Description: Challenge to amendments to the Endangered Species Act regulations.
Center for Biological Diversity v. Bernhardt

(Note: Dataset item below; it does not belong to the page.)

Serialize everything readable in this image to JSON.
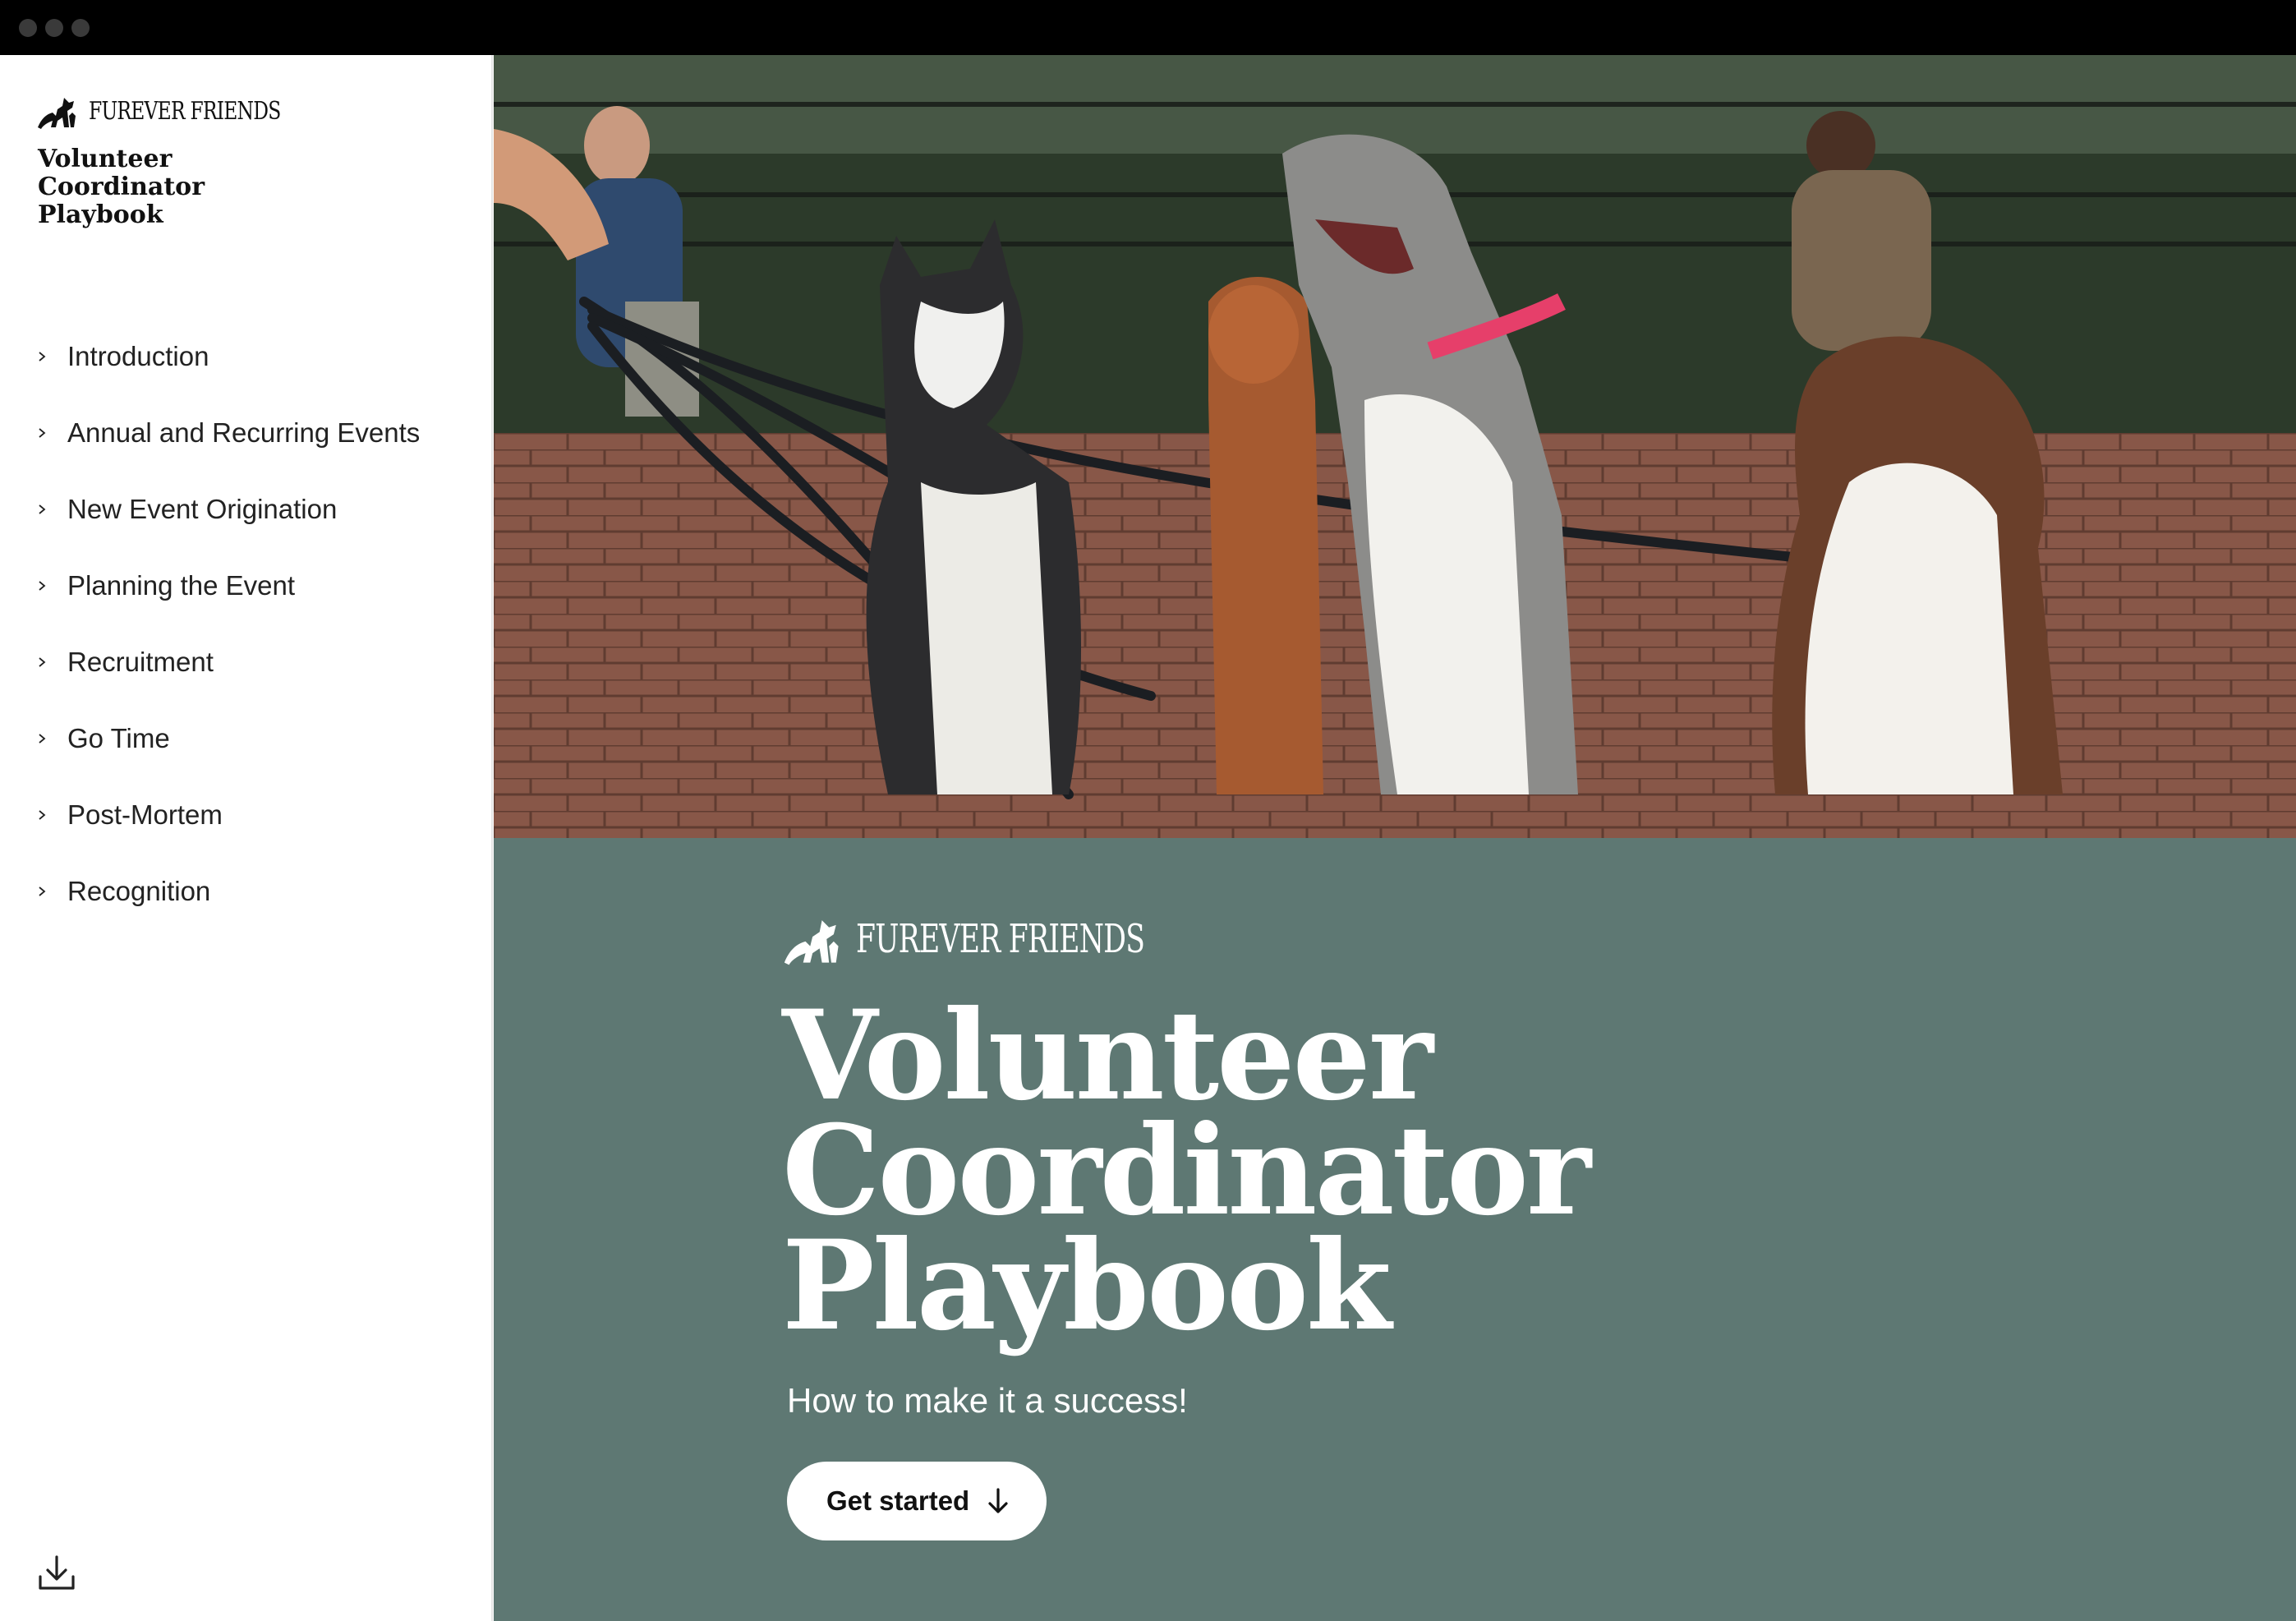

Filing Date Type File Action Taken Summary 05/18/2020 Order Download Motion for leave to participate as amicus curiae denied without prejudice. 05/18/2020 Order Download Motion to dismiss granted with leave to file amended complaint within 21 days. The court found that the organizational plaintiffs had not demonstrated injury-in-fact to their members or that they suffered direct injury. 05/18/2020 Order Download Motions to intervene granted. 01/07/2020 Motion to Intervene Download Motion to intervene as defendants filed by 13 states. 12/23/2019 Opposition Download Opposition filed to motion to dismiss. 12/17/2019 Motion to Intervene Download Motion to intervene by Kenneth Klemm, Beaver Creek Buffalo Co., Washington Cattlemen’s Association, and Pacific Legal Foundation. 12/06/2019 Motion to Dismiss Download Motion to dismiss filed by federal defendants. 10/23/2019 Complaint Download First amended complaint filed. 08/21/2019 Complaint Download Complaint filed. Lawsuit Challenging Amended Endangered Species Act Regulations Raised Climate Change Concerns. Seven organizations filed a lawsuit in the federal district court for the Northern District of California challenging amendments to the Endangered Species Act (ESA) regulations. The plaintiffs asserted that the regulations undermined and violated the ESA and that the U.S. Fish and Wildlife Service and National Marine Fisheries Service had failed to comply with the National Environmental Policy Act. Among the amendments challenged in the lawsuit is the revised definition of “foreseeable future.” The amendments provided that “foreseeable future” extends “only so far into the future as the Services can reasonably determine that both the future threats and the species’ responses to those threats are likely.” The complaint alleged that the “likely” requirement “increased the level of certainty required to protect species, contravening Congress’s intent to ‘give the benefit of the doubt to the species’” and that “[t]he consequence of imposing this increased certainty requirement is that species facing extinction from the impacts of climate change or other future events involving prediction and uncertainty will improperly be deprived of protection until after it is too late to prevent their extinction, violating the ESA’s command to use the best available science.”